[What you need to do]:
Except for the pictures, write out all the records that follow exactly.

---------- Data to examine

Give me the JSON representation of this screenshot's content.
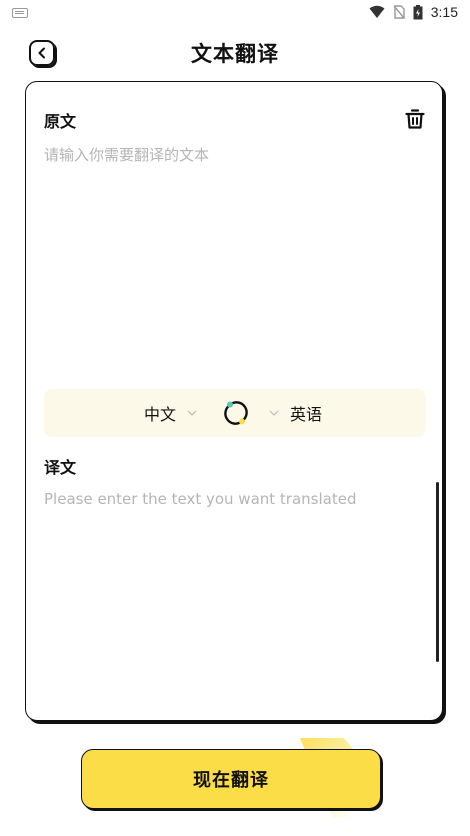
{
  "status_bar": {
    "time": "3:15",
    "icons": [
      "keyboard-icon",
      "wifi-icon",
      "no-sim-icon",
      "battery-icon"
    ]
  },
  "header": {
    "title": "文本翻译",
    "back_icon": "chevron-left-icon"
  },
  "source": {
    "label": "原文",
    "placeholder": "请输入你需要翻译的文本",
    "value": "",
    "clear_icon": "trash-icon"
  },
  "language": {
    "from": "中文",
    "to": "英语",
    "swap_icon": "swap-icon"
  },
  "target": {
    "label": "译文",
    "placeholder": "Please enter the text you want translated",
    "value": ""
  },
  "action": {
    "translate_label": "现在翻译"
  },
  "colors": {
    "accent": "#fbdd47",
    "lang_bar_bg": "#fdf9e9",
    "border": "#111111",
    "placeholder": "#b5b5b5"
  }
}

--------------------

[Solution to this problem]:
Give me the JSON representation of this screenshot's content.
{
  "status_bar": {
    "time": "3:15",
    "icons": [
      "keyboard-icon",
      "wifi-icon",
      "no-sim-icon",
      "battery-icon"
    ]
  },
  "header": {
    "title": "文本翻译",
    "back_icon": "chevron-left-icon"
  },
  "source": {
    "label": "原文",
    "placeholder": "请输入你需要翻译的文本",
    "value": "",
    "clear_icon": "trash-icon"
  },
  "language": {
    "from": "中文",
    "to": "英语",
    "swap_icon": "swap-icon"
  },
  "target": {
    "label": "译文",
    "placeholder": "Please enter the text you want translated",
    "value": ""
  },
  "action": {
    "translate_label": "现在翻译"
  },
  "colors": {
    "accent": "#fbdd47",
    "lang_bar_bg": "#fdf9e9",
    "border": "#111111",
    "placeholder": "#b5b5b5"
  }
}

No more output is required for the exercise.